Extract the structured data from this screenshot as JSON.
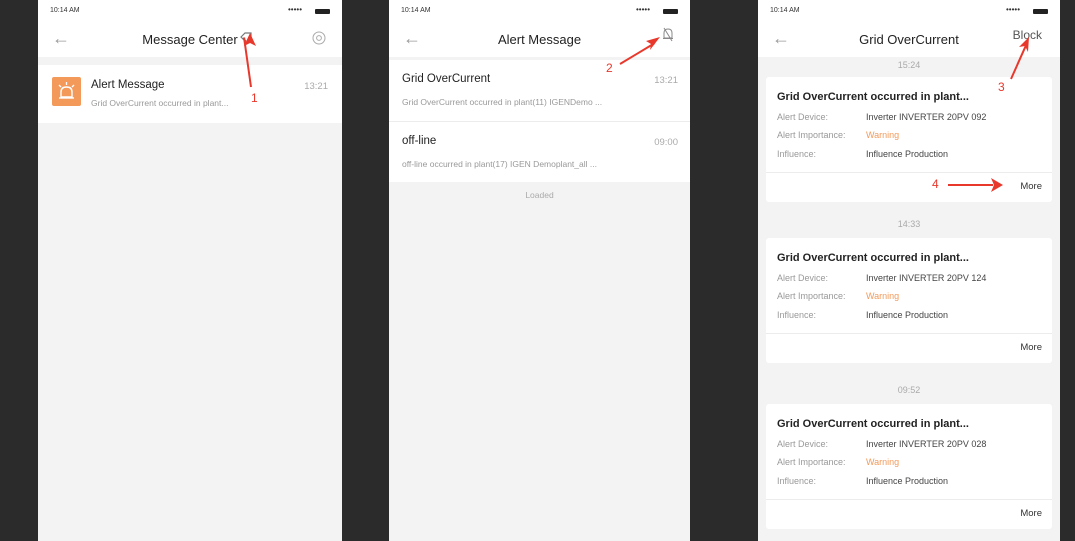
{
  "status": {
    "time": "10:14 AM",
    "signal": "•••••"
  },
  "screens": [
    {
      "title": "Message Center",
      "items": [
        {
          "title": "Alert Message",
          "desc": "Grid OverCurrent occurred in plant...",
          "time": "13:21"
        }
      ]
    },
    {
      "title": "Alert Message",
      "items": [
        {
          "title": "Grid OverCurrent",
          "desc": "Grid OverCurrent occurred in plant(11) IGENDemo ...",
          "time": "13:21"
        },
        {
          "title": "off-line",
          "desc": "off-line occurred in plant(17) IGEN Demoplant_all ...",
          "time": "09:00"
        }
      ],
      "footer": "Loaded"
    },
    {
      "title": "Grid OverCurrent",
      "action": "Block",
      "groups": [
        {
          "time": "15:24",
          "title": "Grid OverCurrent occurred in plant...",
          "device": "Inverter INVERTER 20PV 092",
          "importance": "Warning",
          "influence": "Influence Production"
        },
        {
          "time": "14:33",
          "title": "Grid OverCurrent occurred in plant...",
          "device": "Inverter INVERTER 20PV 124",
          "importance": "Warning",
          "influence": "Influence Production"
        },
        {
          "time": "09:52",
          "title": "Grid OverCurrent occurred in plant...",
          "device": "Inverter INVERTER 20PV 028",
          "importance": "Warning",
          "influence": "Influence Production"
        }
      ],
      "labels": {
        "device": "Alert Device:",
        "importance": "Alert Importance:",
        "influence": "Influence:",
        "more": "More"
      }
    }
  ],
  "annotations": [
    "1",
    "2",
    "3",
    "4"
  ],
  "colors": {
    "accent": "#f39a5b",
    "annotation": "#e8382c",
    "dark_gap": "#2b2b2b"
  }
}
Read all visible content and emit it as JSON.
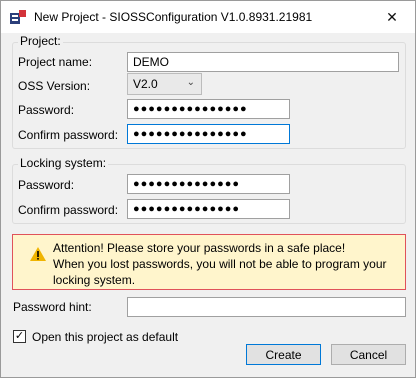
{
  "window": {
    "title": "New Project - SIOSSConfiguration V1.0.8931.21981",
    "close_glyph": "✕"
  },
  "project": {
    "legend": "Project:",
    "name_label": "Project name:",
    "name_value": "DEMO",
    "oss_label": "OSS Version:",
    "oss_value": "V2.0",
    "password_label": "Password:",
    "password_value": "●●●●●●●●●●●●●●●",
    "confirm_label": "Confirm password:",
    "confirm_value": "●●●●●●●●●●●●●●●"
  },
  "locking": {
    "legend": "Locking system:",
    "password_label": "Password:",
    "password_value": "●●●●●●●●●●●●●●",
    "confirm_label": "Confirm password:",
    "confirm_value": "●●●●●●●●●●●●●●"
  },
  "warning": {
    "line1": "Attention! Please store your passwords in a safe place!",
    "line2": "When you lost passwords, you will not be able to program your locking system."
  },
  "hint": {
    "label": "Password hint:",
    "value": ""
  },
  "default_checkbox": {
    "label": "Open this project as default",
    "checked": true,
    "check_glyph": "✓"
  },
  "buttons": {
    "create": "Create",
    "cancel": "Cancel"
  },
  "colors": {
    "focus": "#0078d7",
    "warning_bg": "#fff5cc",
    "warning_border": "#e0525a",
    "warning_icon": "#f0b400"
  }
}
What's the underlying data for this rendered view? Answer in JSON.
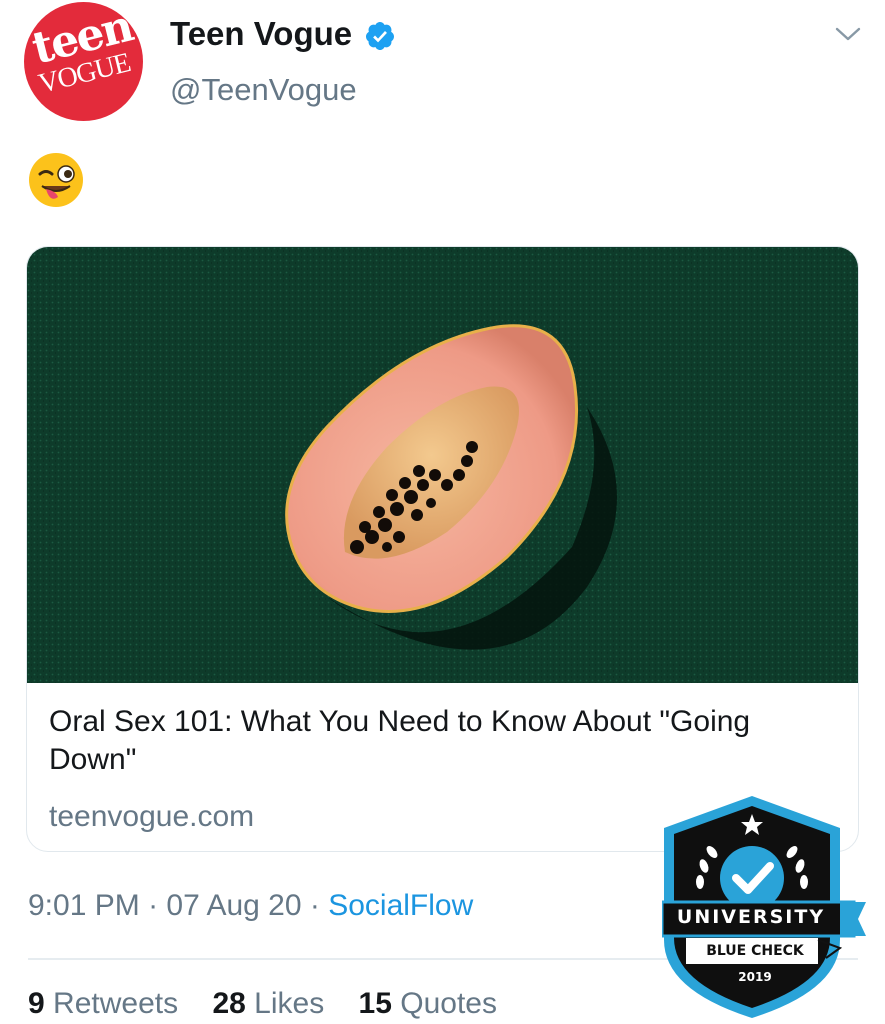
{
  "tweet": {
    "author": {
      "display_name": "Teen Vogue",
      "handle": "@TeenVogue",
      "verified": true,
      "avatar_logo": {
        "word": "teen",
        "sub": "VOGUE"
      }
    },
    "text_emoji": "winking-face-with-tongue",
    "card": {
      "title": "Oral Sex 101: What You Need to Know About \"Going Down\"",
      "domain": "teenvogue.com",
      "image_alt": "papaya-half-on-green-background"
    },
    "meta": {
      "time": "9:01 PM",
      "separator": " · ",
      "date": "07 Aug 20",
      "source": "SocialFlow"
    },
    "stats": {
      "retweets_count": "9",
      "retweets_label": "Retweets",
      "likes_count": "28",
      "likes_label": "Likes",
      "quotes_count": "15",
      "quotes_label": "Quotes"
    }
  },
  "watermark": {
    "main": "UNIVERSITY",
    "sub": "BLUE CHECK",
    "year": "2019"
  },
  "colors": {
    "text_primary": "#14171a",
    "text_secondary": "#657786",
    "link": "#1b95e0",
    "verified": "#1da1f2",
    "avatar_bg": "#e32b3b",
    "card_bg": "#0f3d2c"
  }
}
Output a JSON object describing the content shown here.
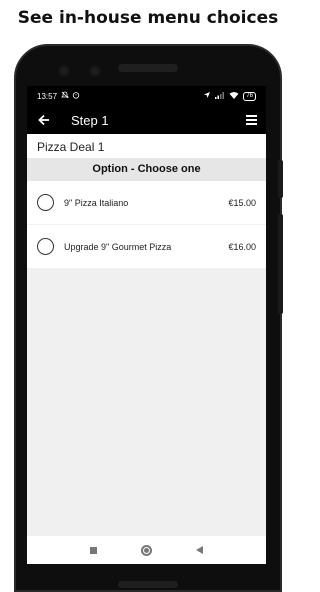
{
  "headline": "See in-house menu choices",
  "status_bar": {
    "time": "13:57",
    "left_icons": [
      "notification-muted-icon",
      "alarm-icon"
    ],
    "right_icons": [
      "location-icon",
      "signal-icon",
      "wifi-icon"
    ],
    "battery": "76"
  },
  "app_bar": {
    "back_icon": "arrow-left-icon",
    "title": "Step 1",
    "menu_icon": "hamburger-menu-icon"
  },
  "deal_title": "Pizza Deal 1",
  "section_header": "Option - Choose one",
  "options": [
    {
      "name": "9\" Pizza Italiano",
      "price": "€15.00",
      "selected": false
    },
    {
      "name": "Upgrade 9\" Gourmet Pizza",
      "price": "€16.00",
      "selected": false
    }
  ],
  "nav_bar": {
    "icons": [
      "recents-square-icon",
      "home-circle-icon",
      "back-triangle-icon"
    ]
  },
  "colors": {
    "app_bar": "#000000",
    "screen_background": "#f0f0f0",
    "section_header_background": "#e6e6e6"
  }
}
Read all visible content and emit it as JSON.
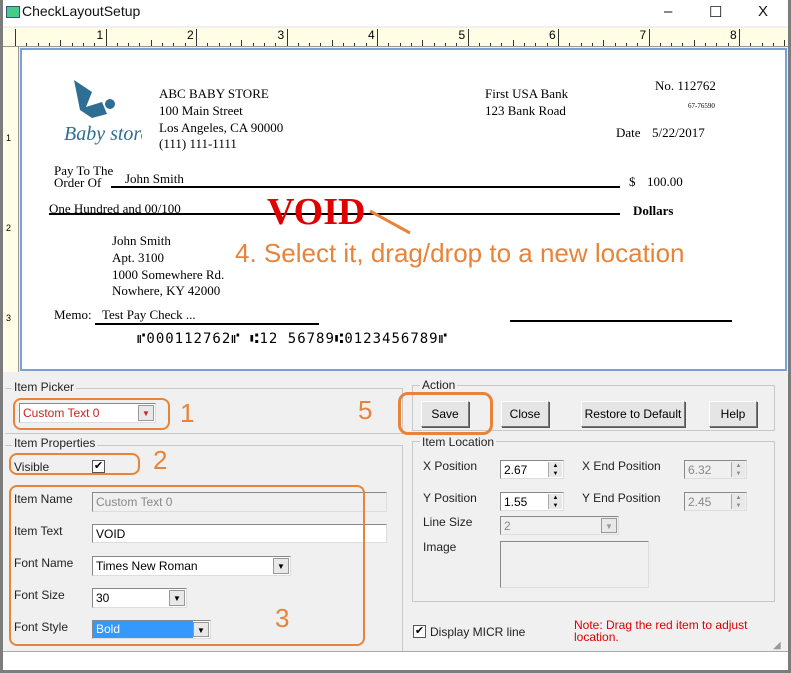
{
  "window": {
    "title": "CheckLayoutSetup",
    "minimize": "–",
    "maximize": "☐",
    "close": "X"
  },
  "ruler": {
    "ticks": [
      "1",
      "2",
      "3",
      "4",
      "5",
      "6",
      "7",
      "8"
    ],
    "vticks": [
      "1",
      "2",
      "3"
    ]
  },
  "check": {
    "company": [
      "ABC BABY STORE",
      "100 Main Street",
      "Los Angeles, CA 90000",
      "(111) 111-1111"
    ],
    "logo_text": "Baby store",
    "bank": [
      "First USA Bank",
      "123 Bank Road"
    ],
    "check_no": "No. 112762",
    "routing_fraction": "67-76590",
    "date_label": "Date",
    "date": "5/22/2017",
    "pay_to_label_1": "Pay To The",
    "pay_to_label_2": "Order Of",
    "payee": "John Smith",
    "dollar_sign": "$",
    "amount": "100.00",
    "amount_words": "One Hundred  and 00/100",
    "dollars_label": "Dollars",
    "void_text": "VOID",
    "address": [
      "John Smith",
      "Apt. 3100",
      "1000 Somewhere Rd.",
      "Nowhere, KY 42000"
    ],
    "memo_label": "Memo:",
    "memo": "Test Pay Check ...",
    "micr": "⑈000112762⑈ ⑆12 56789⑆0123456789⑈"
  },
  "annotations": {
    "step1": "1",
    "step2": "2",
    "step3": "3",
    "step4": "4. Select it, drag/drop to a new location",
    "step5": "5"
  },
  "item_picker": {
    "title": "Item Picker",
    "selected": "Custom Text 0"
  },
  "item_properties": {
    "title": "Item Properties",
    "visible_label": "Visible",
    "visible": true,
    "item_name_label": "Item Name",
    "item_name": "Custom Text 0",
    "item_text_label": "Item Text",
    "item_text": "VOID",
    "font_name_label": "Font Name",
    "font_name": "Times New Roman",
    "font_size_label": "Font Size",
    "font_size": "30",
    "font_style_label": "Font Style",
    "font_style": "Bold"
  },
  "action": {
    "title": "Action",
    "save": "Save",
    "close": "Close",
    "restore": "Restore to Default",
    "help": "Help"
  },
  "item_location": {
    "title": "Item Location",
    "x_label": "X Position",
    "x": "2.67",
    "x_end_label": "X End Position",
    "x_end": "6.32",
    "y_label": "Y Position",
    "y": "1.55",
    "y_end_label": "Y End Position",
    "y_end": "2.45",
    "line_size_label": "Line Size",
    "line_size": "2",
    "image_label": "Image"
  },
  "micr_option": {
    "label": "Display MICR line",
    "checked": true
  },
  "note": "Note:  Drag the red item to adjust location.",
  "colors": {
    "annotation": "#e8833a",
    "void": "#e00000",
    "note": "#e00000",
    "selection": "#3399ff"
  }
}
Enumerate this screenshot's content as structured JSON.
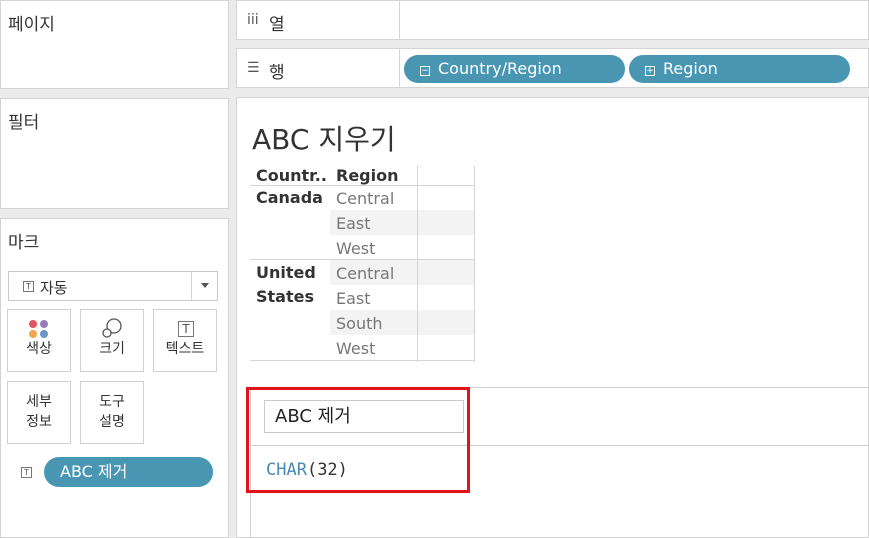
{
  "left": {
    "pages_title": "페이지",
    "filters_title": "필터",
    "marks_title": "마크",
    "mark_type": "자동",
    "cards": {
      "color": "색상",
      "size": "크기",
      "text": "텍스트",
      "detail_1": "세부",
      "detail_2": "정보",
      "tooltip_1": "도구",
      "tooltip_2": "설명"
    },
    "mark_pill": "ABC 제거"
  },
  "shelves": {
    "columns_label": "열",
    "rows_label": "행",
    "row_pills": [
      "Country/Region",
      "Region"
    ]
  },
  "view": {
    "title": "ABC 지우기",
    "table": {
      "headers": [
        "Countr..",
        "Region"
      ],
      "rows": [
        {
          "country": "Canada",
          "regions": [
            "Central",
            "East",
            "West"
          ]
        },
        {
          "country_line1": "United",
          "country_line2": "States",
          "regions": [
            "Central",
            "East",
            "South",
            "West"
          ]
        }
      ]
    }
  },
  "calc": {
    "name": "ABC 제거",
    "formula_fn": "CHAR",
    "formula_args": "(32)"
  },
  "colors": {
    "pill": "#4996b2",
    "highlight": "#e0131a",
    "function": "#4a8ab0"
  }
}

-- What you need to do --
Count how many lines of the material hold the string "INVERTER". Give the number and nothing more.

-- Response to this exercise --
3